Aim: To determine whether regression of Barrett's epithelium can be achieved with documented maximal acid suppression.
Methods: We have prospectively followed nine patients with Barrett's oesophagus (eight male; mean age 60 years) for more than 1 year. They were all treated using medical therapy with pH monitoring documenting oesophageal acid exposure over 24 h < 1.6% of the time, and with two or more esophagogastroduodenoscopies performed by the same endoscopist.

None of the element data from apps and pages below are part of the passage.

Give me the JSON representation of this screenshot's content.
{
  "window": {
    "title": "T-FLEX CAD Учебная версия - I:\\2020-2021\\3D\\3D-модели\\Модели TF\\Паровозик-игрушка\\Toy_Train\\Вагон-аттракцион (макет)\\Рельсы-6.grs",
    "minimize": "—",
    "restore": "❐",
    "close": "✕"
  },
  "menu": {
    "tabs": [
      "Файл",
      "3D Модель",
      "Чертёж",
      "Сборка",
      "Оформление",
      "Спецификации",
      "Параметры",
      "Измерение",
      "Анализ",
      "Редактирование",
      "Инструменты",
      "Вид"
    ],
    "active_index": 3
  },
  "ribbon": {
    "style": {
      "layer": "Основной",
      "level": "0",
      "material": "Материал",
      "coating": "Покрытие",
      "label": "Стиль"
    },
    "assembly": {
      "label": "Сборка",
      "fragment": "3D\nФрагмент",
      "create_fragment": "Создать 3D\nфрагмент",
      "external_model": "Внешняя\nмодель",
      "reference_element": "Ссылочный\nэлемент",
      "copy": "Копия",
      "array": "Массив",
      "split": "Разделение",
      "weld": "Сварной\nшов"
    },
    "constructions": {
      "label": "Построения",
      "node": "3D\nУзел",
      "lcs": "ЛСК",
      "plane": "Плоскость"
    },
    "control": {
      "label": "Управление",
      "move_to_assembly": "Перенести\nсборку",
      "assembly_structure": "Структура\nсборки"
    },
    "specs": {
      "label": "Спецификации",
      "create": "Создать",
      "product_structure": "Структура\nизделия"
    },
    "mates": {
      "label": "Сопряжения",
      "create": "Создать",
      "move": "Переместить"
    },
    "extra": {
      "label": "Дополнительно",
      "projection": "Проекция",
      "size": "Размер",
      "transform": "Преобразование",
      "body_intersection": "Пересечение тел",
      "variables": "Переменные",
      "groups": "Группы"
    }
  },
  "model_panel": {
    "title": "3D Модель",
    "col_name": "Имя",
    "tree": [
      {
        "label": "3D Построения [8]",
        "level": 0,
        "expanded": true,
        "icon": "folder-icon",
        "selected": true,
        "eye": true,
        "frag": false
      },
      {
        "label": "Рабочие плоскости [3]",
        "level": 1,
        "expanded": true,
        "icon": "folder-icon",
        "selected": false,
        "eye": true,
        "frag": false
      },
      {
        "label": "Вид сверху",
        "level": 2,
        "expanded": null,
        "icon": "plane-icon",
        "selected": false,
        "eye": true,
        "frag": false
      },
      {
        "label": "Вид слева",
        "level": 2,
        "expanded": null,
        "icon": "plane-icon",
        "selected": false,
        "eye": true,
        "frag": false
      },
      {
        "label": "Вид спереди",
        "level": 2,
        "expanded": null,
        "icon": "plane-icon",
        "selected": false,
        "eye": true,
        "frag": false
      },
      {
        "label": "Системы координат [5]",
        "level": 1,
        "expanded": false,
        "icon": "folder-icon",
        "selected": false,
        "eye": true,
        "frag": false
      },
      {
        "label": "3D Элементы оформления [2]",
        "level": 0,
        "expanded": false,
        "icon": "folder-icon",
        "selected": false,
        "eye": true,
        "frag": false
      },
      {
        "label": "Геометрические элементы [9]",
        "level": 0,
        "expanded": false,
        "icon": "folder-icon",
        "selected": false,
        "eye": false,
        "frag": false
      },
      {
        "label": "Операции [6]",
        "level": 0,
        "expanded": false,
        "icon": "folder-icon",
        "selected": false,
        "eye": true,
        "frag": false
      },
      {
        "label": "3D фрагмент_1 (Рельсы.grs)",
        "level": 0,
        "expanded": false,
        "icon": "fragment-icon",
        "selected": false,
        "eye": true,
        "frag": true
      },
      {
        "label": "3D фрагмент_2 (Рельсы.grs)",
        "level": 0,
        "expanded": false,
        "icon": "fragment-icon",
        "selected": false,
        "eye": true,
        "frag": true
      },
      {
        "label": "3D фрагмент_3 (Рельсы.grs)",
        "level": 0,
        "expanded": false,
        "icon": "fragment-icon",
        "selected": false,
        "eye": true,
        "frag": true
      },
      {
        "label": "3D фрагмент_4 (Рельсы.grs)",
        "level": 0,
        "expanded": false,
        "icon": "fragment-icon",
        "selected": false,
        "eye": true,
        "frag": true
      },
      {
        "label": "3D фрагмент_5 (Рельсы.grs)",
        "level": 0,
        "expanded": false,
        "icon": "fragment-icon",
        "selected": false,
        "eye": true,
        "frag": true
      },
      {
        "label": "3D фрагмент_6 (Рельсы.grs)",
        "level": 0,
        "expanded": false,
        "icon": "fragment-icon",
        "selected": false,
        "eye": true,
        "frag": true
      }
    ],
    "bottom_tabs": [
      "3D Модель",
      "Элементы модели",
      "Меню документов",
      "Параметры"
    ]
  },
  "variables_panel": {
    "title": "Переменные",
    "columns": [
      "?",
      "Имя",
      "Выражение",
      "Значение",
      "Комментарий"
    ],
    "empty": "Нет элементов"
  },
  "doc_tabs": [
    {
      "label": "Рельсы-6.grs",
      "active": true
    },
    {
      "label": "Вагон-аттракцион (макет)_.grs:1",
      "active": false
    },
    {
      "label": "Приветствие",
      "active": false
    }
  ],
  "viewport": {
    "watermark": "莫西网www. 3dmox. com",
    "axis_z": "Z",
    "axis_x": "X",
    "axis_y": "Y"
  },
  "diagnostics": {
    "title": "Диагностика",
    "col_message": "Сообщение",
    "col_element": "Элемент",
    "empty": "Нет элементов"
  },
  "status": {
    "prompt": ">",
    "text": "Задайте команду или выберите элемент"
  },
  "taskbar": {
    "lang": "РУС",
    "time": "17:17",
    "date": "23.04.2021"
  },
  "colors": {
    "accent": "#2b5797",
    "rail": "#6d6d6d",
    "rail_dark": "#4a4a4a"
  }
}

Results: Acid control was individually tailored and achieved with proton pump inhibitor b.d. (omeprazole 20 mg or lansoprazole 30 mg) and ranitidine at bedtime (HS) (Ran) if necessary. All nine patients (100%) showed some evidence of regression. All nine patients (100%) showed a decrease in Barrett's length (mean 2 cm, range 1-3 cm). Six out of nine (66.67%) patients showed evidence of squamous islands on the last oesophagogastroduodenoscopy. The mean total distal oesophageal acid exposure was 0.38% (range: 0-1.5%). The mean follow-up of patients was 54 months (range: 13-118 months).
Conclusions: Consistent and individually tailored maximal acid suppression documented by pH-metry is achievable and may result in decreased length and development of squamous islands in patients with Barrett's epithelium. This approach should be further evaluated as potentially the preferred medical treatment for these patients.